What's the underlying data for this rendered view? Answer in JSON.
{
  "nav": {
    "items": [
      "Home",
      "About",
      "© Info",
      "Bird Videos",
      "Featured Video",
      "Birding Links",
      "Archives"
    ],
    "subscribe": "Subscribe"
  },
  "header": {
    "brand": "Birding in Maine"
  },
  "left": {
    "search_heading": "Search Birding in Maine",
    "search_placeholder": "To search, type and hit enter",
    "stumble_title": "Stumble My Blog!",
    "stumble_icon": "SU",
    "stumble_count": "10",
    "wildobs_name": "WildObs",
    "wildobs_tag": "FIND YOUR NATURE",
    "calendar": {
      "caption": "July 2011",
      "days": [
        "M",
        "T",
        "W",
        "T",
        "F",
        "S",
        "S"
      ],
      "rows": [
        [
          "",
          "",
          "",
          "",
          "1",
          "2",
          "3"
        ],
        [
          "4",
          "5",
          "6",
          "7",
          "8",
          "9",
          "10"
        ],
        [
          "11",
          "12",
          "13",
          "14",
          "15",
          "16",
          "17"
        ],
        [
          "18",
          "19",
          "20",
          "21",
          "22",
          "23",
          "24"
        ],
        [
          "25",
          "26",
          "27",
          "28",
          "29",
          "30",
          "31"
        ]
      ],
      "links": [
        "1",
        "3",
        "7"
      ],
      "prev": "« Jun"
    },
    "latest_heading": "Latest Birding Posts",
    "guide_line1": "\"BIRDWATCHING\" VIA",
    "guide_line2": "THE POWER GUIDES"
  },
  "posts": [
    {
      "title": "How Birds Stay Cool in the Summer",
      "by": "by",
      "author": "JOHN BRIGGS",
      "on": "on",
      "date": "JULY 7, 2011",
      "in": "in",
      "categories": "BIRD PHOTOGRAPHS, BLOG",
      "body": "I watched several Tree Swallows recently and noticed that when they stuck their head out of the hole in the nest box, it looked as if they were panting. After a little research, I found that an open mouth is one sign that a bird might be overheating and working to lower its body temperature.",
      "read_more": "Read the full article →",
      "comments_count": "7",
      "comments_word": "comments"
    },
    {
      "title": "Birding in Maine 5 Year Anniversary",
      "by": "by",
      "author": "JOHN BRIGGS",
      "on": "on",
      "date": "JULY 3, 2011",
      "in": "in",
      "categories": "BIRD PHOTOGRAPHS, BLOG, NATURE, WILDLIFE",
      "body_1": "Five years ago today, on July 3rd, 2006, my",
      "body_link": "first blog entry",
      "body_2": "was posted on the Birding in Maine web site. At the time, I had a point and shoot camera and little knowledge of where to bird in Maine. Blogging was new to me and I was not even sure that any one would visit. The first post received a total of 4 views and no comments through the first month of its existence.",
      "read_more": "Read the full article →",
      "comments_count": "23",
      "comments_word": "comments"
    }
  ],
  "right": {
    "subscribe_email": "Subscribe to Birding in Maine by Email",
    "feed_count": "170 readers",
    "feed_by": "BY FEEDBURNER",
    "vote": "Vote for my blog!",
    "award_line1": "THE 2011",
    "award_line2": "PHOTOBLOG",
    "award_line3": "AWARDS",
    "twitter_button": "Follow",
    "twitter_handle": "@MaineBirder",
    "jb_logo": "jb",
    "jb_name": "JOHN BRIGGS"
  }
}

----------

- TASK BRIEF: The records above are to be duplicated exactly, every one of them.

- ANSWER SECTION:
What's the underlying data for this rendered view? Answer in JSON.
{
  "nav": {
    "items": [
      "Home",
      "About",
      "© Info",
      "Bird Videos",
      "Featured Video",
      "Birding Links",
      "Archives"
    ],
    "subscribe": "Subscribe"
  },
  "header": {
    "brand": "Birding in Maine"
  },
  "left": {
    "search_heading": "Search Birding in Maine",
    "search_placeholder": "To search, type and hit enter",
    "stumble_title": "Stumble My Blog!",
    "stumble_icon": "SU",
    "stumble_count": "10",
    "wildobs_name": "WildObs",
    "wildobs_tag": "FIND YOUR NATURE",
    "calendar": {
      "caption": "July 2011",
      "days": [
        "M",
        "T",
        "W",
        "T",
        "F",
        "S",
        "S"
      ],
      "rows": [
        [
          "",
          "",
          "",
          "",
          "1",
          "2",
          "3"
        ],
        [
          "4",
          "5",
          "6",
          "7",
          "8",
          "9",
          "10"
        ],
        [
          "11",
          "12",
          "13",
          "14",
          "15",
          "16",
          "17"
        ],
        [
          "18",
          "19",
          "20",
          "21",
          "22",
          "23",
          "24"
        ],
        [
          "25",
          "26",
          "27",
          "28",
          "29",
          "30",
          "31"
        ]
      ],
      "links": [
        "1",
        "3",
        "7"
      ],
      "prev": "« Jun"
    },
    "latest_heading": "Latest Birding Posts",
    "guide_line1": "\"BIRDWATCHING\" VIA",
    "guide_line2": "THE POWER GUIDES"
  },
  "posts": [
    {
      "title": "How Birds Stay Cool in the Summer",
      "by": "by",
      "author": "JOHN BRIGGS",
      "on": "on",
      "date": "JULY 7, 2011",
      "in": "in",
      "categories": "BIRD PHOTOGRAPHS, BLOG",
      "body": "I watched several Tree Swallows recently and noticed that when they stuck their head out of the hole in the nest box, it looked as if they were panting. After a little research, I found that an open mouth is one sign that a bird might be overheating and working to lower its body temperature.",
      "read_more": "Read the full article →",
      "comments_count": "7",
      "comments_word": "comments"
    },
    {
      "title": "Birding in Maine 5 Year Anniversary",
      "by": "by",
      "author": "JOHN BRIGGS",
      "on": "on",
      "date": "JULY 3, 2011",
      "in": "in",
      "categories": "BIRD PHOTOGRAPHS, BLOG, NATURE, WILDLIFE",
      "body_1": "Five years ago today, on July 3rd, 2006, my",
      "body_link": "first blog entry",
      "body_2": "was posted on the Birding in Maine web site. At the time, I had a point and shoot camera and little knowledge of where to bird in Maine. Blogging was new to me and I was not even sure that any one would visit. The first post received a total of 4 views and no comments through the first month of its existence.",
      "read_more": "Read the full article →",
      "comments_count": "23",
      "comments_word": "comments"
    }
  ],
  "right": {
    "subscribe_email": "Subscribe to Birding in Maine by Email",
    "feed_count": "170 readers",
    "feed_by": "BY FEEDBURNER",
    "vote": "Vote for my blog!",
    "award_line1": "THE 2011",
    "award_line2": "PHOTOBLOG",
    "award_line3": "AWARDS",
    "twitter_button": "Follow",
    "twitter_handle": "@MaineBirder",
    "jb_logo": "jb",
    "jb_name": "JOHN BRIGGS"
  }
}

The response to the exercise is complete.